wilt disease of chrysanthemum, and one I worked on for my Master's thesis. The fungus is soil-borne or spread through vegetative cuttings, and invades the stem. The fungus plugs water conducting tissue (xylem) with mycelium and spores. Fusarium wilt symptoms are often confused with root rot but plants infected with Fusarium may show wilt only on one side and roots often appear healthy. Early symptoms of Fusarium wilt are wilting leaves on one side of the plant followed by yellowing and browning of the leaves. Infected plants are stunted, fail to produce flowers, and vascular browning can be seen on cut stems. Symptom development is favored by temperatures above 24 C (75 F) and high humidity. Although specific to chrysanthemum, the fungus can survive in soil or debris for years and is difficult to control if established in a field or bed.

Managing Fusarium wilt includes use of disease-free (culture-indexed) cuttings and pathogen-free media and materials. Avoid highly susceptible cultivars such as 'Bravo', 'Cirbronze', 'Illini Trophy', 'Orange Bowl', 'Royal Trophy', Allegra and 'Yellow Delaware'. Other management practices include maintaining soil pH between 6.5 and 7.0, utilizing the nitrate form of nitrogen in fertilizers and drenching with fungicides. Effective fungicides include azoxystrobin (Heritage), pyraclostrobin plus boscalid (Pageant) and Trichoderma harzianum (PlantShield). Fungicides containing thiophanate methyl (Cleary's 3336) and fludioxonil (Medallion) have been reported to suppress Fusarium.

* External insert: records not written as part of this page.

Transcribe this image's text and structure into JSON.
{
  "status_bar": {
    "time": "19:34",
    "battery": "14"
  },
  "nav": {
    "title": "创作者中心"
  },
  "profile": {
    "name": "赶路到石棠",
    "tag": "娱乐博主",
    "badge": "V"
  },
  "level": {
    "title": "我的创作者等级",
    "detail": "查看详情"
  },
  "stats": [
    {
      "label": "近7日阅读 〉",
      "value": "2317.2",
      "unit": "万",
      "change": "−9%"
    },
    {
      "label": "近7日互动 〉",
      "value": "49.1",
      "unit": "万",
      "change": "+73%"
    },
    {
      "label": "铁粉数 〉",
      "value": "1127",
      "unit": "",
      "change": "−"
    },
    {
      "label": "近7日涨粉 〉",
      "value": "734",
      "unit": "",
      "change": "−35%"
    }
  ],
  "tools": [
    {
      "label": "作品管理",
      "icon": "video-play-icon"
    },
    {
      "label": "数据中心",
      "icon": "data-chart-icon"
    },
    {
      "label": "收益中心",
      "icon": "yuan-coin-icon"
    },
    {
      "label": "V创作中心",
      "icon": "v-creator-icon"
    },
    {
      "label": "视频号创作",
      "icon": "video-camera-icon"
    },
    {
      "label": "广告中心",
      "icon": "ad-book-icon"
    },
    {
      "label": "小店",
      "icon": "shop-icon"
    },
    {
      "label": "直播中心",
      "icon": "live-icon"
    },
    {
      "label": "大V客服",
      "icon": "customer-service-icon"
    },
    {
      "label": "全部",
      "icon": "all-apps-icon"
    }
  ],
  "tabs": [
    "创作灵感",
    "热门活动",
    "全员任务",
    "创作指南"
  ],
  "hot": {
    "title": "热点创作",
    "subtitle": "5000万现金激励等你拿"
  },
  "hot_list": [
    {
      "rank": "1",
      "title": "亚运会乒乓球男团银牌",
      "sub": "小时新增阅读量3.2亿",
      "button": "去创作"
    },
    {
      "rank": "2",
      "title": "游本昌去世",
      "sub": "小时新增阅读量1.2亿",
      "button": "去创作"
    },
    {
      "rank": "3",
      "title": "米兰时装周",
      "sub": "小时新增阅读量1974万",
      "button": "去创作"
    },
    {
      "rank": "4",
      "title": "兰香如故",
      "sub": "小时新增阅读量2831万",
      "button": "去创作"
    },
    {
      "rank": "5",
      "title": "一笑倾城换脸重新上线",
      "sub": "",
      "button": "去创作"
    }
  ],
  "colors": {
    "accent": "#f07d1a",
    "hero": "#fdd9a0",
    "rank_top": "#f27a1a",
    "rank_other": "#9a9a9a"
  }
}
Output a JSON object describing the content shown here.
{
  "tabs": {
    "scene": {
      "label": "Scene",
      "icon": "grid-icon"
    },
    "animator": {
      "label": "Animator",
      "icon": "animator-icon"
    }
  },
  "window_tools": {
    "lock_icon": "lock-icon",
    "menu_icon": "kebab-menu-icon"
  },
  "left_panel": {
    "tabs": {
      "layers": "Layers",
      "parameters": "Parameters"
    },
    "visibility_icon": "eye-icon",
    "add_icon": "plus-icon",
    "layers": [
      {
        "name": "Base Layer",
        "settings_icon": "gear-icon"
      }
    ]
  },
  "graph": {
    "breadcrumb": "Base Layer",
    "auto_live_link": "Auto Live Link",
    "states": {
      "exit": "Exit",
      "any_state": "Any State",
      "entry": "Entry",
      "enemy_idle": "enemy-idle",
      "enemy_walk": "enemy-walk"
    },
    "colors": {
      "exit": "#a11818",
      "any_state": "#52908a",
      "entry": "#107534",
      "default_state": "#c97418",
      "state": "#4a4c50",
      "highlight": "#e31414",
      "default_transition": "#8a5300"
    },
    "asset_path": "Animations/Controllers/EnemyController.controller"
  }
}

In studies at the Long Island Horticultural Research and Extension Center, Cornell University, yellow-flowered mums were evaluated for susceptibility to Fusarium wilt. Wilt developed three weeks after inoculation in ‘Allegra’ (susceptible check), and the cultivars ‘Conaco’, ‘Florina’, ‘Elena’, ‘Malmo’ and ‘Golden Helga’ developed wilt. Symptoms did not develop and the fungus was not re-isolated from cultivars ‘Bernadette’, ‘Bethany’, ‘Diana’, ‘Mary’, ‘Mildred’, ‘Mouria’, ‘Novare’, ‘Castor’ or ‘Sundance’.
NFG, 10/2017